The pendulum suspension spring is especially critical because it holds up the huge pendulum bob which weighs 321kg. The swinging pendulum releases the “escapement” every two seconds which then turns the hands on the clock’s four faces. If you look very closely, you will see that the minute hand doesn’t move smoothly but it sits still most of the time, only moving on each tick by 1.5cm.

The pendulum swings back and forth 21,600 times a day. That’s nearly 8m times a year, bending the pendulum spring. Like any metal, it has the potential to suffer from fatigue. The pendulum needs to be lifted out of the clock so that the spring can be closely inspected.

The clock derives its remarkable accuracy in part from the temperature compensation which is built into the construction of the pendulum. This was yet another of John Harrison’s genius ideas (you probably know him from longitude fame). He came up with the solution of using metals of differing temperature expansion coefficient so that the pendulum doesn’t change in length as the temperature changes with the seasons.
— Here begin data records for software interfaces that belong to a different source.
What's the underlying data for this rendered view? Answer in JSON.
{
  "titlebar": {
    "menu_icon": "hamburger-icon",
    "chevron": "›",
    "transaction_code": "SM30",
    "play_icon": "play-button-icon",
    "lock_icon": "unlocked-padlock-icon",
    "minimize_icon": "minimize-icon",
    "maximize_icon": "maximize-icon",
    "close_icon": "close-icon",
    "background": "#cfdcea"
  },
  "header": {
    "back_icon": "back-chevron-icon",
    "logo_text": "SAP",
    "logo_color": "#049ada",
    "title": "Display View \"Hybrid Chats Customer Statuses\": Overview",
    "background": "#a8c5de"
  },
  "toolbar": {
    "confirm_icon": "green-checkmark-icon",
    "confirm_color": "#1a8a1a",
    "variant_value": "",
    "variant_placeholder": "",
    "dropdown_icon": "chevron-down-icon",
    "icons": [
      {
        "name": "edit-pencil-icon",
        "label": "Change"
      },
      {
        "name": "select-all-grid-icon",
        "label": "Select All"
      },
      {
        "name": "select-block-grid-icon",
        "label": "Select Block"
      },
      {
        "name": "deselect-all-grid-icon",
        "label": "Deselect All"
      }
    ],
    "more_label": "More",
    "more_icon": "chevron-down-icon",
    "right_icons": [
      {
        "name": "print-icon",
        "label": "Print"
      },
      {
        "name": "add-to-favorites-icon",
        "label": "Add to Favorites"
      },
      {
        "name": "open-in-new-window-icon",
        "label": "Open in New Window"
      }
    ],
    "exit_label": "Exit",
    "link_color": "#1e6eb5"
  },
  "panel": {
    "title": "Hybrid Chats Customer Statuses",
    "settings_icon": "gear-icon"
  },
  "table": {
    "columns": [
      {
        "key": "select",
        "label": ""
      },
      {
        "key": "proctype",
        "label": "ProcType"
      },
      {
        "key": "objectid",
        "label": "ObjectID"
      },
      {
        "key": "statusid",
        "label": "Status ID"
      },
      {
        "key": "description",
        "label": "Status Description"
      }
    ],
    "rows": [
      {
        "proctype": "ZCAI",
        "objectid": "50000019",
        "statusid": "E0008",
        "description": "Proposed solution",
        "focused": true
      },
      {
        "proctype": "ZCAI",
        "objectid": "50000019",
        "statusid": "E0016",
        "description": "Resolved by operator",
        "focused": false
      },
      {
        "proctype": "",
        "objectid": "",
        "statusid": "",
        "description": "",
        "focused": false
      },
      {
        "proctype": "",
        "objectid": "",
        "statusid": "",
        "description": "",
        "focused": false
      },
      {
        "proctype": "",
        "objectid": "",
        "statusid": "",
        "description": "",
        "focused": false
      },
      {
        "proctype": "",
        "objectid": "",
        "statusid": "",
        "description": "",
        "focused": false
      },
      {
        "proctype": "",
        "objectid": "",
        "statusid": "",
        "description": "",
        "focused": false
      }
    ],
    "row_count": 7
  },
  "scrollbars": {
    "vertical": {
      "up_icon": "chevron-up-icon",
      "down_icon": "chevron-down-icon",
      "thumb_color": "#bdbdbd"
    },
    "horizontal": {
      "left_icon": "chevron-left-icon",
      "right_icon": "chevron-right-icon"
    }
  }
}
In the Westminster clock, the pendulum shaft is made of concentric tubes of steel and zinc. A similar construction is described for the clock in Trinity College Cambridge and near perfect temperature compensation can be achieved. But zinc is a ductile metal and the tube deforms with time under the heavy load of the 321kg pendulum bob. This “creeping” will cause the temperature compensation to jam up and become less effective.

So stopping the clock will also be a good opportunity to dismantle the pendulum completely and to check that the zinc tube is sliding freely. This in itself is a few days' work.

What makes it tick

But the truly clever bit of this clock is the escapement. All clocks have one - it’s what makes the clock tick, quite literally. Denison developed his new gravity escapement especially for the Westminster clock. It decouples the driving force of the falling weight from the periodic force that maintains the motion of the pendulum. To this day, the best tower clocks in England use the gravity escapement leading to remarkable accuracy – better even than that of your quartz crystal wrist watch.

In Denison’s gravity escapement, the “tick” is the impact of the “legs” of the escapement colliding with hardened steel seats. Each collision causes microscopic damage which, accumulated over millions of collisions per year, causes wear and tear affecting the accuracy of the clock. It is impossible to inspect the escapement without stopping the clock. Part of the maintenance proposed during this stoppage is a thorough overhaul of the escapement and the other workings of the clock.

The Westminster clock is a remarkable icon for London and for England. For more than 150 years it has reminded us of each hour, tirelessly. That’s what I love about clocks – they seem to carry on without a fuss. But every now and then even the most famous of clocks need a bit of care. After this period of pampering, “Big Ben” ought to be set for another 100 or so years of trouble-free running.

The Conversation

Hugh Hunt is a Reader in Engineering Dynamics and Vibration at the University of Cambridge.

This article was originally published on The Conversation. Read the original article.